__DATA PROVIDED__
------------------------

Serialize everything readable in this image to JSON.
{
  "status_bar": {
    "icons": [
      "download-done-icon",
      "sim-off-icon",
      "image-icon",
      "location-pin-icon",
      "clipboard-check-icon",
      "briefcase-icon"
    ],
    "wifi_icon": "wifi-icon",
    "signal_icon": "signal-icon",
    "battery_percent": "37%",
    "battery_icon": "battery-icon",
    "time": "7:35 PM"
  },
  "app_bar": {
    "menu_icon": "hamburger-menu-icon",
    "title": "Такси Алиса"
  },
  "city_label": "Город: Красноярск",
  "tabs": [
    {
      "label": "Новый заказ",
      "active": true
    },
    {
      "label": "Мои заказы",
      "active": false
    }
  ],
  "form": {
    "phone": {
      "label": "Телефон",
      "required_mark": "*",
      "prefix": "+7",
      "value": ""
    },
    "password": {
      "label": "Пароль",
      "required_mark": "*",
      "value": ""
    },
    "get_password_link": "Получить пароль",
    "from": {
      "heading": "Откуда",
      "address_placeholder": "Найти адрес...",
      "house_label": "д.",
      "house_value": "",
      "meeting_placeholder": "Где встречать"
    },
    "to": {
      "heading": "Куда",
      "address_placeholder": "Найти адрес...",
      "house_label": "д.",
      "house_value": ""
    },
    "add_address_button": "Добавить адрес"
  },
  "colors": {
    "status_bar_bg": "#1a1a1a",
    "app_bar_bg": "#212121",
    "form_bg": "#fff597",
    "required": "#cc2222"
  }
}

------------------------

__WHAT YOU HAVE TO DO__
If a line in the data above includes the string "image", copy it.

__ANSWER BOX__
Serialize everything readable in this image to JSON.
      "image-icon",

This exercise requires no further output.